*"I must tell you, My child and My children, that they have suffered persecution throughout the years. I came there this time, My child, to try to draw together those about them who seek to persecute them: the Moslems, and others, the Arabs. This is going on throughout the world.” – Our Lady, May 17, 1986
*"The battle, My child, will accelerate very shortly for there will not only be a great war of weapons of mankind, but it will be known soon throughout the world as a religious war." - Our Lady of the Roses August 21, 1974
*"All who continue in the battle ahead must accept martyrdom. it does not, My child, necessarily mean death of your body, but it will mean persecution. Stand fast in the faith. Keep the faith in the hearts of those you love. Extend your charity of heart to all of your brother and sisters throughout the world. Pray a constant vigilance of prayer." - Our Lady of the Roses, October 2, 1974
Ezekiel 33:2-5 CEVDCI Sound a warning signal when the enemy is seen coming. If any of these people hear the signal and ignore it, they will be killed in battle. But it will be their own fault, because they could have escaped if they had paid attention!
Ezekiel 33:2-5 CEVDCI
2. Ezekiel, son of man, warn your people by saying: Someday, I, the Lord , may send an enemy to invade a country. And suppose its people choose someone to stand watch 3. And to sound a warning signal when the enemy is seen coming.
4-5. If any of these people hear the signal and ignore it, they will be killed in battle. But it will be their own fault, because they could have escaped if they had paid attention.
Nehemiah 4:13-14 - Fight for your relatives and children, your wives and homes! And don't be afraid of your enemies! The Lord is great and fearsome!
13. And so I sent people to guard the wall at its lowest places and where there were still holes in it. I placed them according to families, and they stood guard with swords and spears and with bows and arrows.
14. Then I looked things over and told the leaders, the officials, and the rest of the people! “Don't be afraid of your enemies! The Lord is great and fearsome. So think of him and fight for your relatives and children, your wives and homes!”
Nehemiah 4:13-14 CEVD
Joel 3: 9-11 & 13 Say to the nations: “Get ready for war! And ask the Lord to bring his warriors along. And Strengthen every weakling.
9. Say to the nations: “Get ready for war!
Be eager to fight. Line up for battle and prepare to attack.
10. Make swords out of plows and spears out of garden tools. Strengthen every weakling.”
11. Hurry, all you nations! Come quickly. Ask the Lord to bring his warriors along.
13. They are a field of ripe crops. Bring in the harvest! They are grapes piled high. Start trampling them now!

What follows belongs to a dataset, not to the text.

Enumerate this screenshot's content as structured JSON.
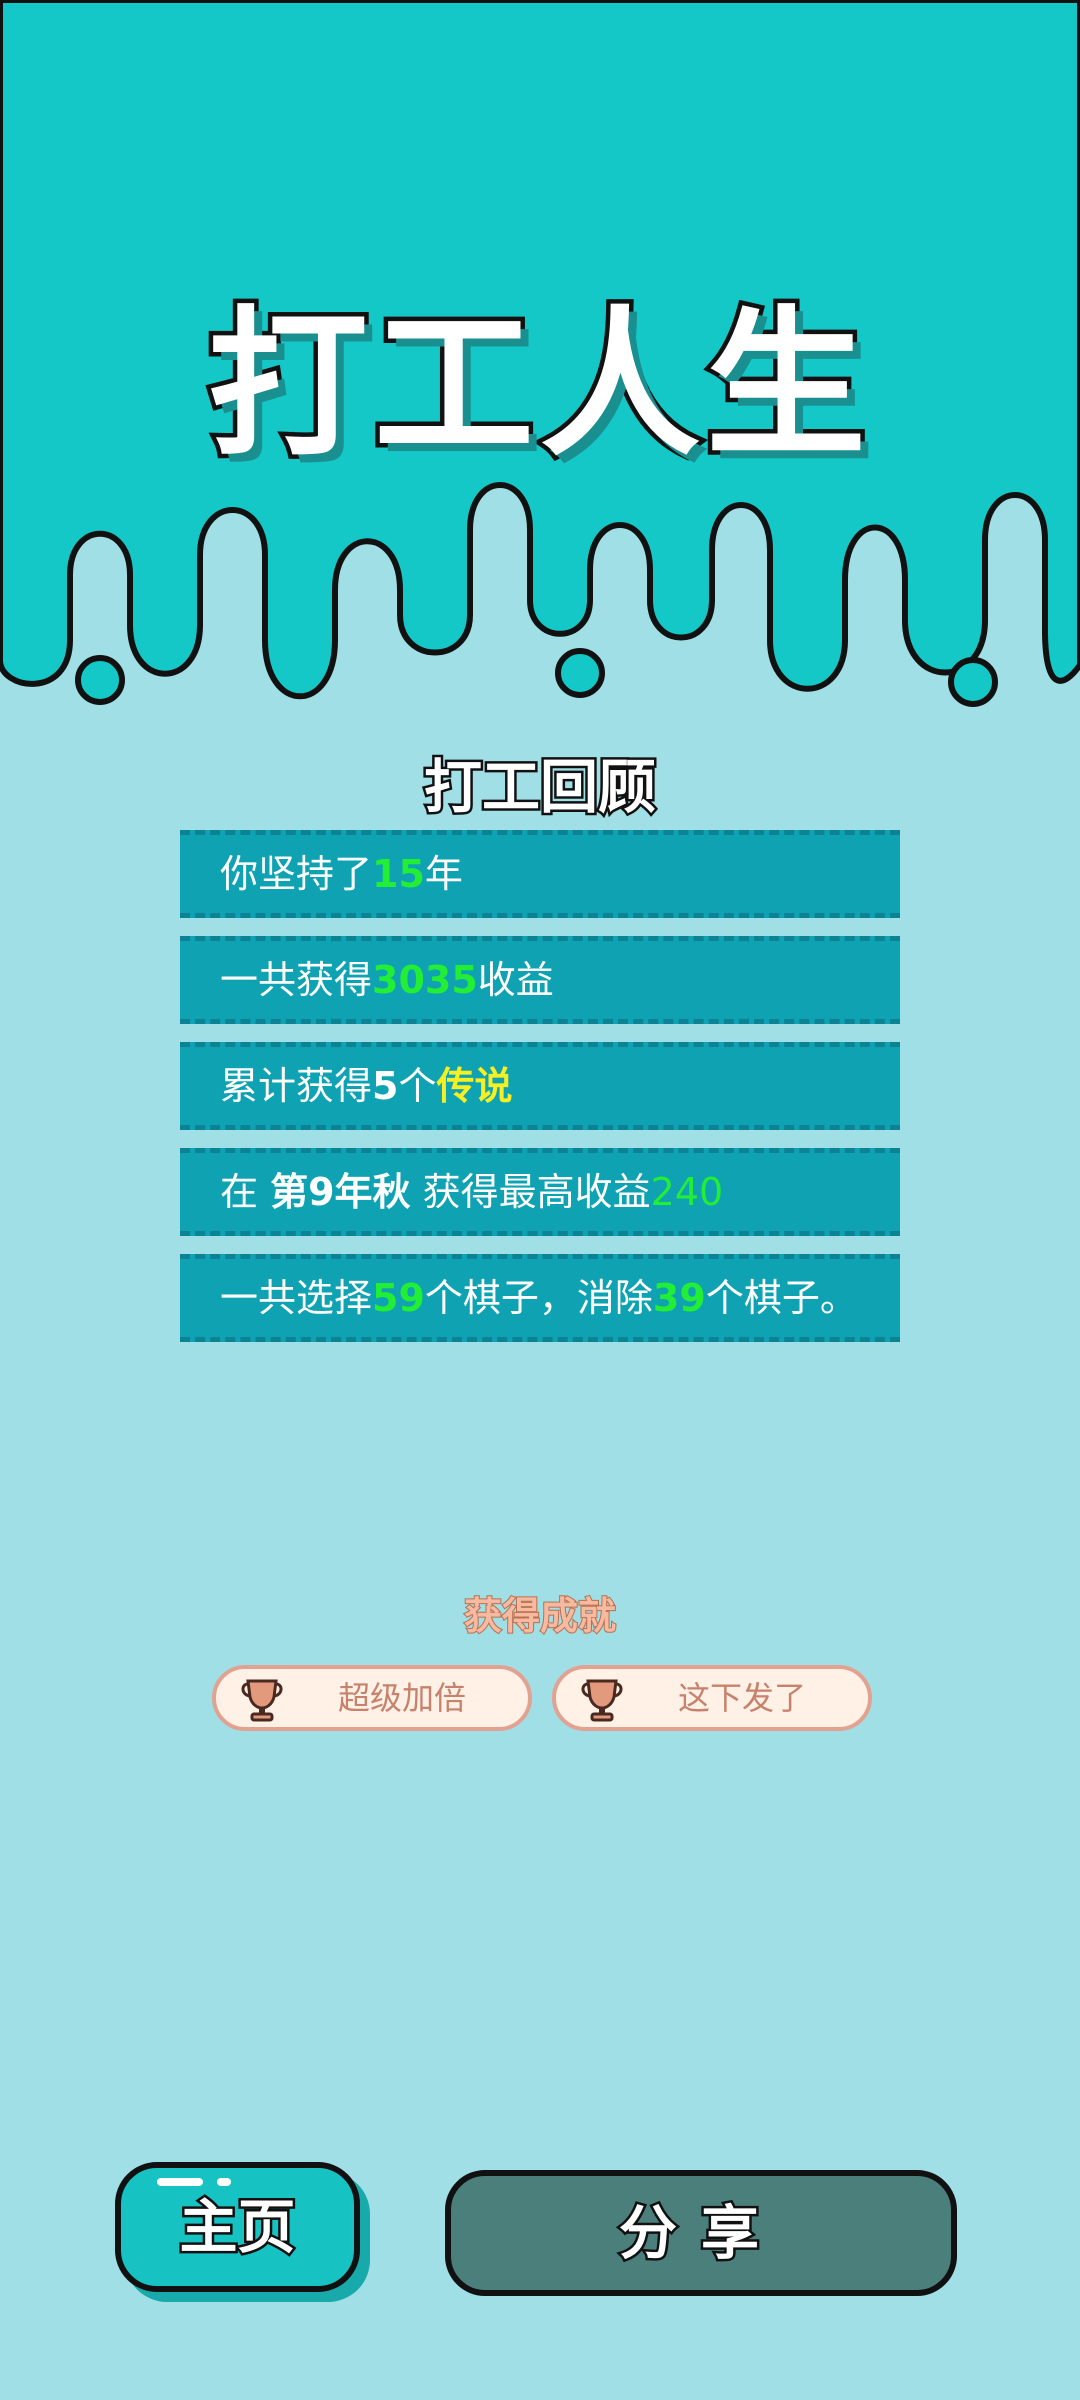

If our enemy's sins were wine, every jar would overflow.
Joel 3:13 CEVDCI
Joel 3:9-11 CEVDCI
GEORGE WASHINGTON'S - ADDRESS TO THE CONTINENTAL ARMY BEFORE THE BATTLE OF LONG ISLAND - TUESDAY, AUGUST 27, 1776
The fate of unborn millions will now depend, under God, on the courage and conduct of this army. Our cruel and unrelenting enemy leaves us only the choice of brave resistance, or the most abject submission. We have, therefore, to resolve to conquer or die."
When Washington delivered this address, his soldiers could look out into New York Harbor and see the largest British expeditionary force in that nation's history until the First World War. With the United States having recently declared formal independence, the stakes for the Continental Army soldiers could hardly have been higher.